In most cases, one to two grams of fat is listed for each ounce of animal protein because there’s inevitably going to be a trace gram here or there leftover from the butchering process. However, as you keep reading, you’ll be able to confidently identify those that are lean compared to those that are fatty.

FISH AND SEAFOOD

Both fish and seafood are an excellent source of lean protein. Yes, I’m including seafood here, despite the many legs some cephalopods have – more on those in a minute. Most species of fish provide nothing but protein. Well, they provide excellent taste, too, but not much else besides a potential trace gram of

carbohydrate.

Your “white” fish typically fit this description:

  • Tilapia
  • Cod
  • Mackerel
  • Halibut
  • Mullet
  • Sol

Although some fish do contain fat, such as salmon, sardines, and herring, these sources are rich in omega- 3 fatty acids, the type that has been shown to reduce inflammation, improve recovery, and enhance cognitive function. Yes, those fats.

Seafood also earns the characteristic of “very-lean” as it pertains to protein. Examples of lean seafood options include:

  • Crab
  • Shrimp
  • Clams
  • Mussels
  • Scallops
  • Oysters
  • Lobster
  • octopus

Yes, even the eight-legged, rule-breaking octopus is a lean source of protein. Of course, not when it’s served fried with a side of tartar and bread!

POULTRY

As the number of legs increases on our protein source, the amount of fat typically does, too. There are two types of meat found in poultry: white and dark meat. White mean is the leaner cut, found in the breast of the bird, whereas dark meat is the fattier cut, found in the wings in thighs. This applies to chicken, turkey, and duck. To cut down on total fat, saturated fat, and extra calories, stick with chicken breast and make sure you leave the skin of the bird on your plate – the skin is rich in not so good for you fats.

BEEF AND PORK

These four-legged animals provide significantly more cuts of protein that are higher in fat compared to fish, seafood, and poultry. If you’re not mindful of your cut of beef or pork, you may end up with a few extra hundred calories. And if you’re dieting, well, there goes your daily deficit.

Although beef and pork tend to contain more fat than fish, seafood, or poultry, that doesn’t mean you should avoid them. In fact, you’d be foolish to because each is a great source of protein, and beef is also a great source of iron and zinc, whereas pork is an excellent source of vitamin B1, which plays an integral

role in converting the carbohydrates you eat into useable energy.

To further guide you in your quest to choose a lean cut of beef or pork, look for the word “-loin” when reading the name of the cut of meat.

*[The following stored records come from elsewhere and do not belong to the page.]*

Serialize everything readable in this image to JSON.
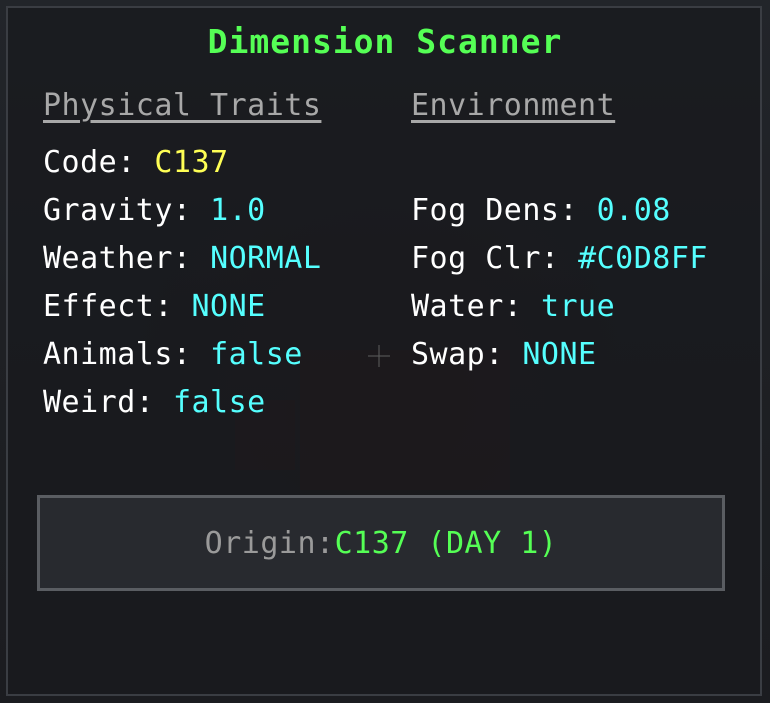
{
  "title": "Dimension Scanner",
  "headings": {
    "physical": "Physical Traits",
    "environment": "Environment"
  },
  "physical": {
    "code": {
      "label": "Code: ",
      "value": "C137"
    },
    "gravity": {
      "label": "Gravity: ",
      "value": "1.0"
    },
    "weather": {
      "label": "Weather: ",
      "value": "NORMAL"
    },
    "effect": {
      "label": "Effect: ",
      "value": "NONE"
    },
    "animals": {
      "label": "Animals: ",
      "value": "false"
    },
    "weird": {
      "label": "Weird: ",
      "value": "false"
    }
  },
  "environment": {
    "fog_dens": {
      "label": "Fog Dens: ",
      "value": "0.08"
    },
    "fog_clr": {
      "label": "Fog Clr: ",
      "value": "#C0D8FF"
    },
    "water": {
      "label": "Water: ",
      "value": "true"
    },
    "swap": {
      "label": "Swap: ",
      "value": "NONE"
    }
  },
  "origin": {
    "label": "Origin: ",
    "value": "C137 (DAY 1)"
  },
  "colors": {
    "title": "#55ff55",
    "value": "#55ffff",
    "code_value": "#ffff55",
    "heading": "#a8a8a8",
    "origin_value": "#55ff55"
  },
  "icons": {
    "crosshair": "crosshair-icon"
  }
}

This is your low-fat buzz word. For instance, steak sirloin and pork tenderloin are both very-lean cuts of meat.

Other low-fat options include:

  • Filet mignon
  • Flank steak
  • Top and bottom round
  • Canadian bacon
  • Ham

You can also identify a lean cut of beef before you purchase it by looking at the amount of marbling, or white spots, on the raw cut of meat. The more marbling, the fattier the cut.

PLANT-BASED PROTEINS

Most plant-based protein sources are lean as well. This includes quinoa, most soy products, seitan, beans, lentils, and legumes. However, it’s important to note that tofu may be low-fat or high-fat, depending on the brand and preparation method. Be sure to double check the nutrition information before purchasing.

Want to learn more about how much protein you need to eat for muscle growth AND fat-loss (they’re different amounts, by the way), as well as the optimal distribution of your protein intake throughout the day to maximize both? Make sure you sign-up for my online video course, “Everything You Need To Know About Protein” (for optimal health, physique, and performance) “HERE!”